WHAT THIS TASK INVOLVES:
In the records that follow, find each line containing "Illustrator" and copy it.

PROVIDED RECORDS:
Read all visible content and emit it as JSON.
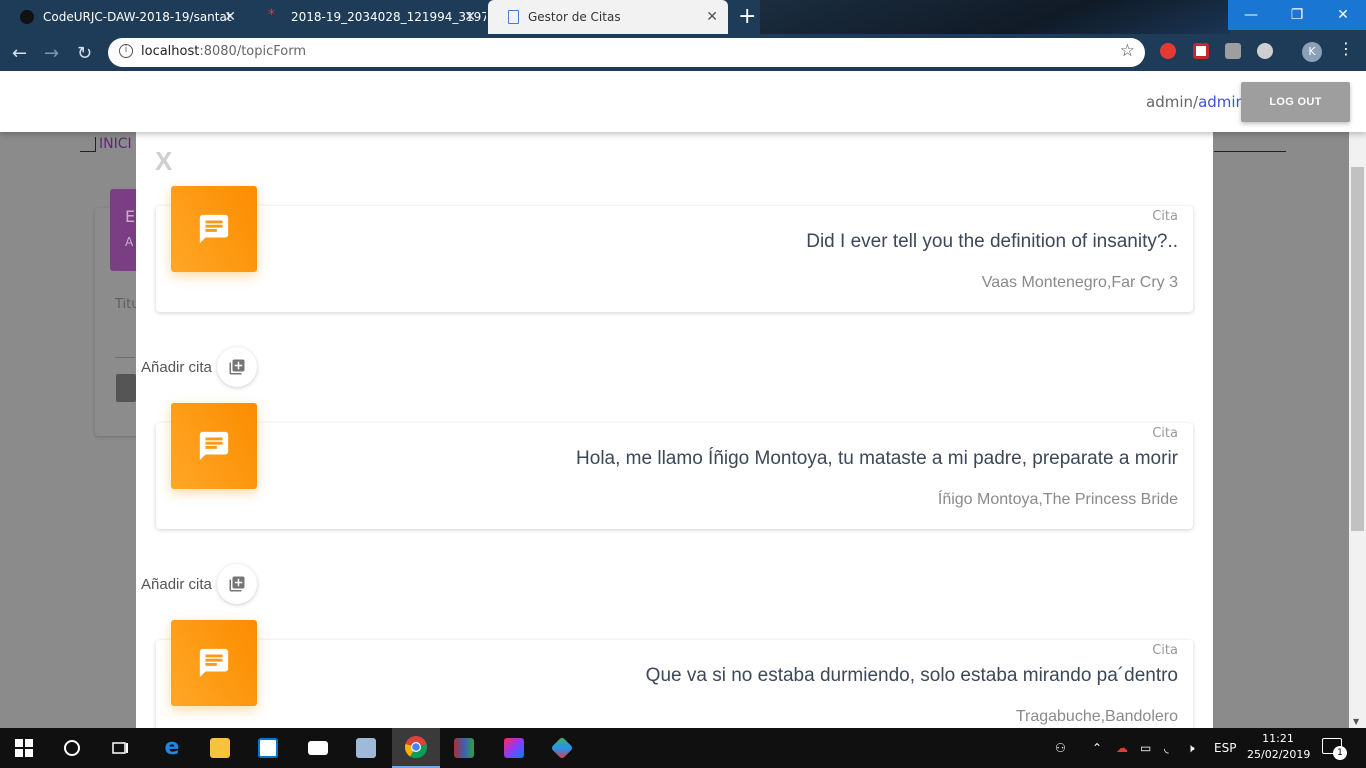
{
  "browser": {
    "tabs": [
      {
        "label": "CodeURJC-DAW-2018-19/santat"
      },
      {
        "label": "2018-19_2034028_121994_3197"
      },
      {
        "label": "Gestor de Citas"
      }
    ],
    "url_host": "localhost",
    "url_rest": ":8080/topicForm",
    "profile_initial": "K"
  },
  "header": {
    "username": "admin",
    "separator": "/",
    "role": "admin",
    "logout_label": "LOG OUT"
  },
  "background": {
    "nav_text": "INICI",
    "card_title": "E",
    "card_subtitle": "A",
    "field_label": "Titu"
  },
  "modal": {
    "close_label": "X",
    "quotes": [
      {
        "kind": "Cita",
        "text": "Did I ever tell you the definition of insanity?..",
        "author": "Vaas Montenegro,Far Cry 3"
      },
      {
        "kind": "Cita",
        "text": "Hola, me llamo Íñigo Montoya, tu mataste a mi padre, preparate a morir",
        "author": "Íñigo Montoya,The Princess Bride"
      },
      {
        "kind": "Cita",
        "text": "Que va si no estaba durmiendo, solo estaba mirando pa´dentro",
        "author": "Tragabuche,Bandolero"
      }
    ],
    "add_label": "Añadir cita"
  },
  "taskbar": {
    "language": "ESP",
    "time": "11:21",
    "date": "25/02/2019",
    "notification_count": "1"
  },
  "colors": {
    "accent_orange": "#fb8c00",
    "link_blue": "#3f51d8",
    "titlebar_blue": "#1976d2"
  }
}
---
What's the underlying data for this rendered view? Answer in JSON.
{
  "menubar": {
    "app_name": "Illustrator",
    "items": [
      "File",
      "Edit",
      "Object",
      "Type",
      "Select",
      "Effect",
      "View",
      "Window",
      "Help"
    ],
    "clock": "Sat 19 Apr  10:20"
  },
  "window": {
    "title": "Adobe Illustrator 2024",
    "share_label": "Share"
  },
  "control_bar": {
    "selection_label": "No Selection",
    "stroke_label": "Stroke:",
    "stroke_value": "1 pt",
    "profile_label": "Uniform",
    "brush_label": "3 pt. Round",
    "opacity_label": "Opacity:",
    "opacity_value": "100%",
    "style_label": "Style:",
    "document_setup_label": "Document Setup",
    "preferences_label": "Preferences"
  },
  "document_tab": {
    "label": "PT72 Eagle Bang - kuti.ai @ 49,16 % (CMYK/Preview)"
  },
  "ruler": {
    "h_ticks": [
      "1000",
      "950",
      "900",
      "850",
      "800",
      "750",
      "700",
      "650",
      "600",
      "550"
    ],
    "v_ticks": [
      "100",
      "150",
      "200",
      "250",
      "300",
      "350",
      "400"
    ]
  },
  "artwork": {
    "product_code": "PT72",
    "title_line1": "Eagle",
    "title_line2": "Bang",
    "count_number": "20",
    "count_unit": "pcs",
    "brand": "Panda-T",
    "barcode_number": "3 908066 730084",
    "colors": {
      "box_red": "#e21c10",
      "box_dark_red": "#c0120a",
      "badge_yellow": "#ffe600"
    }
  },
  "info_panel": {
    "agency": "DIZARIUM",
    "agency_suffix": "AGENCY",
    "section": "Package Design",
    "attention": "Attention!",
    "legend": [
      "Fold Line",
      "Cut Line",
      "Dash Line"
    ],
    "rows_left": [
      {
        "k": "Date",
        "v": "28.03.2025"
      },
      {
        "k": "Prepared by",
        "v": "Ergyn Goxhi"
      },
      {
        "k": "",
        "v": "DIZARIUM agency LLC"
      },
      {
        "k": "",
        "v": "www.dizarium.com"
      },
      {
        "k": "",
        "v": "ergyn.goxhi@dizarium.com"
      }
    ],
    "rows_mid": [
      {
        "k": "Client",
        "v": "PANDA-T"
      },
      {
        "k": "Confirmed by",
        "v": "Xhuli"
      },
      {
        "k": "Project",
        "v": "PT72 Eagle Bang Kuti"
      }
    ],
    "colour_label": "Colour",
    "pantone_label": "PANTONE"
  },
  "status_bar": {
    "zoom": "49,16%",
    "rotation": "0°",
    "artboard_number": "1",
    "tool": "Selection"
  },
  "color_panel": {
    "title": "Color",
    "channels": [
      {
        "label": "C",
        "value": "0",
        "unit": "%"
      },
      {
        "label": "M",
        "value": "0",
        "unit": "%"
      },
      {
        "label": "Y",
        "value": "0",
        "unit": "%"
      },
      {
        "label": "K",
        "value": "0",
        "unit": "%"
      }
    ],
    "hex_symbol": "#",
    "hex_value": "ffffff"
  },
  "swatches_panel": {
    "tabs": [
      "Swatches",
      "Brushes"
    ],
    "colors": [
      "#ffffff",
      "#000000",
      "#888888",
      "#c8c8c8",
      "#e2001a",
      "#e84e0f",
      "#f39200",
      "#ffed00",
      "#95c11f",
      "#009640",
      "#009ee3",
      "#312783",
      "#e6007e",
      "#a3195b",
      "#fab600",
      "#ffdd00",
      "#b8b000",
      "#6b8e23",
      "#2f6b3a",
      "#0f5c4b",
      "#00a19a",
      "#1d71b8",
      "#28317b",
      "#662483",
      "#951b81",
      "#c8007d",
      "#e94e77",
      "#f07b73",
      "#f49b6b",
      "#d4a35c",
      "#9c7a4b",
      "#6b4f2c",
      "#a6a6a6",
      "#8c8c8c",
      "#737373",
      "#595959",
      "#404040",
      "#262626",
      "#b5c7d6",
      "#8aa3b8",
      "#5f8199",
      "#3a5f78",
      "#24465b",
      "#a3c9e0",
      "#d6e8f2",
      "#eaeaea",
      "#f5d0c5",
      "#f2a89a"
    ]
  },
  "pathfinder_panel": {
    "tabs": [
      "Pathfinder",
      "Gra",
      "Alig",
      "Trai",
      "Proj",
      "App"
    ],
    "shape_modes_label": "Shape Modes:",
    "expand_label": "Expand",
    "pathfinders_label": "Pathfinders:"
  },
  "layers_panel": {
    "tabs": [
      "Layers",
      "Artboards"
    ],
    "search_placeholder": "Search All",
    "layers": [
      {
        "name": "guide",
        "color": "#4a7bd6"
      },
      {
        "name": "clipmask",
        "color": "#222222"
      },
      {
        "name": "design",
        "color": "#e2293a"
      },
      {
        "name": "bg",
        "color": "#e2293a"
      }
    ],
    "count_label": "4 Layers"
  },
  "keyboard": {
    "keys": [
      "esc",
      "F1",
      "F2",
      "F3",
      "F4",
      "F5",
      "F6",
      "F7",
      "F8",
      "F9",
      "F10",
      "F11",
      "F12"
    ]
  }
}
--
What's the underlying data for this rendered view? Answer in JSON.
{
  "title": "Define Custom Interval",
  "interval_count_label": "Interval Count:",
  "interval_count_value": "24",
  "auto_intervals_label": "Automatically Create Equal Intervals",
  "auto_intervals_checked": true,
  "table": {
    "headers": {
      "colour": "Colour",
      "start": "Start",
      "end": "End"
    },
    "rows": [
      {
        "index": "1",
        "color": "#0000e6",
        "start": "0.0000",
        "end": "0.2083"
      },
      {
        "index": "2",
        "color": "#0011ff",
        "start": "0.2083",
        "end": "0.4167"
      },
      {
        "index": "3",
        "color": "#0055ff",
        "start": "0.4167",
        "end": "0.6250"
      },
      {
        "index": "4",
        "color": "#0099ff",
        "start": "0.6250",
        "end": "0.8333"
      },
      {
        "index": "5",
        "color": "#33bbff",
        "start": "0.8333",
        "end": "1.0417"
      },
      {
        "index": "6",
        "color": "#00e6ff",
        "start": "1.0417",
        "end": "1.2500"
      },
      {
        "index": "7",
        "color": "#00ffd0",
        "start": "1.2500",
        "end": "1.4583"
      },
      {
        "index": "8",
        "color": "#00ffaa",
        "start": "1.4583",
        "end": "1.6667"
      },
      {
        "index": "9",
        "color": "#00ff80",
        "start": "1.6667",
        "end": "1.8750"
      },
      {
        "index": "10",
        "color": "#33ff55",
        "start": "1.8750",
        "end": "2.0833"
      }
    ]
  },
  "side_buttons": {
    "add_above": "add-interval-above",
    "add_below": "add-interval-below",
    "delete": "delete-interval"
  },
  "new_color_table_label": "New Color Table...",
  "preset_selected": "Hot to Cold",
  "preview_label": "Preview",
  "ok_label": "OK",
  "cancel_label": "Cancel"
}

FINAL ANSWER:
    "app_name": "Illustrator",
    "title": "Adobe Illustrator 2024",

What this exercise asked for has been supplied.